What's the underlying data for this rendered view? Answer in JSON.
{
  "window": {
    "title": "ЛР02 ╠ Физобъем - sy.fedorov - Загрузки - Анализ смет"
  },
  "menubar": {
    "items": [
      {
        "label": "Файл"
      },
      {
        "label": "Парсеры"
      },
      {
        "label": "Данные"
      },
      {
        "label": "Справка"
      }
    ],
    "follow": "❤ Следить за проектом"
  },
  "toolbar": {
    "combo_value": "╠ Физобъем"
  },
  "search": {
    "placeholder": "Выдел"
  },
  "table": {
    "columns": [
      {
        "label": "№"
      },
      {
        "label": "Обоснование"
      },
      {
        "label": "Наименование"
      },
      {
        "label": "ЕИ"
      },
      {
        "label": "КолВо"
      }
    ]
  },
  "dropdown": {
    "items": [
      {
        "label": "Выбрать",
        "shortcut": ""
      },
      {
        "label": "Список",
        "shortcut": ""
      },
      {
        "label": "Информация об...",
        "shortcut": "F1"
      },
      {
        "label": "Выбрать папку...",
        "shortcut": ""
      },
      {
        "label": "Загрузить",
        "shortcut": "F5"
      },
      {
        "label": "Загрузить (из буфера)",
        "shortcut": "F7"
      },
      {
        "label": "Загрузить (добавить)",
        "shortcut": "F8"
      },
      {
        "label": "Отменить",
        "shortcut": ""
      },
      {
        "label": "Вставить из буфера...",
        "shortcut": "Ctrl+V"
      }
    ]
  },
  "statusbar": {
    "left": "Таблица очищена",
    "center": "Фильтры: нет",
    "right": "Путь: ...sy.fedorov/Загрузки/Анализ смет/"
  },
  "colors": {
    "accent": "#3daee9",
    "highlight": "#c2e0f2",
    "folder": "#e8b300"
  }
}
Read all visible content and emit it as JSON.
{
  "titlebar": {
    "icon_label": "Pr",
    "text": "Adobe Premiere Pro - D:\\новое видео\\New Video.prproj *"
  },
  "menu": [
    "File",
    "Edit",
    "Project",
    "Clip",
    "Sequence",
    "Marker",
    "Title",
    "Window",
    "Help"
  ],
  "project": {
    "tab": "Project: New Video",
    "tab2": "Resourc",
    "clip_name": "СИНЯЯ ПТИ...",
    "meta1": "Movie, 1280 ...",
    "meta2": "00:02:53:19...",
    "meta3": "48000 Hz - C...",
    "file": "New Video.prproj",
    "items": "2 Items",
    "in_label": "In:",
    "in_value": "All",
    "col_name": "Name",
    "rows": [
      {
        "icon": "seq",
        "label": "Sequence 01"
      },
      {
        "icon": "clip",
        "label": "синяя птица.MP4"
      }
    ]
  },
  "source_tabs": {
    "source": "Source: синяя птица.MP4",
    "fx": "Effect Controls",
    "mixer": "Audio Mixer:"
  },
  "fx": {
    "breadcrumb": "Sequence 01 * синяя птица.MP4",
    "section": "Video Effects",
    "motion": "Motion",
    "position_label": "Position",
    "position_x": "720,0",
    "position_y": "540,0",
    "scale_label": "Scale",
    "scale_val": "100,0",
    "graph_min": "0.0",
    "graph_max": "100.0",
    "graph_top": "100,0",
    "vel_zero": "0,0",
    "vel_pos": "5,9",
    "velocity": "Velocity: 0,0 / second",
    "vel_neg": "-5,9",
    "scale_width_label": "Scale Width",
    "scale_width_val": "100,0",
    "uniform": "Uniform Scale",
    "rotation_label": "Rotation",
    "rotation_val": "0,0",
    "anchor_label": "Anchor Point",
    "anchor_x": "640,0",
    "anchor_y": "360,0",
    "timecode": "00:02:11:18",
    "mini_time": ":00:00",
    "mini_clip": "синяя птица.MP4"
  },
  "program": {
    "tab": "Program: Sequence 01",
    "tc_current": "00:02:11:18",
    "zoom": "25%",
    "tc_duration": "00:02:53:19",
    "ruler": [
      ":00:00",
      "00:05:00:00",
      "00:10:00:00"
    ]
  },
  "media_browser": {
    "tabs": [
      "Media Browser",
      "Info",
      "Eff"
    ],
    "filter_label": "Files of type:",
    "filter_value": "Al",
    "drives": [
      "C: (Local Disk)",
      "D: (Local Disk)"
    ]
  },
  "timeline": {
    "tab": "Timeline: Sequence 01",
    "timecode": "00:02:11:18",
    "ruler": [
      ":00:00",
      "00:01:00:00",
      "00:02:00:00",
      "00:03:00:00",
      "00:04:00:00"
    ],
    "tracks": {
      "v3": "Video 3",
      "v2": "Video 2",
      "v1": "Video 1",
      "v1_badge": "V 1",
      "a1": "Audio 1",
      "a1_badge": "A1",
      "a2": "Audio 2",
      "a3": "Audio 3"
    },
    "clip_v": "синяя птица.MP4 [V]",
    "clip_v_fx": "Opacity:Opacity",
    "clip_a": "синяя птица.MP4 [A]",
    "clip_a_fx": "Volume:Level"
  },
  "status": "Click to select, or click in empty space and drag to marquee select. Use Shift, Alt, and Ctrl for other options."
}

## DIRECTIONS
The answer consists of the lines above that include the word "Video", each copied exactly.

## SOLUTION FOR THIS PROBLEM
    "text": "Adobe Premiere Pro - D:\\новое видео\\New Video.prproj *"
    "tab": "Project: New Video",
    "file": "New Video.prproj",
    "section": "Video Effects",
      "v3": "Video 3",
      "v2": "Video 2",
      "v1": "Video 1",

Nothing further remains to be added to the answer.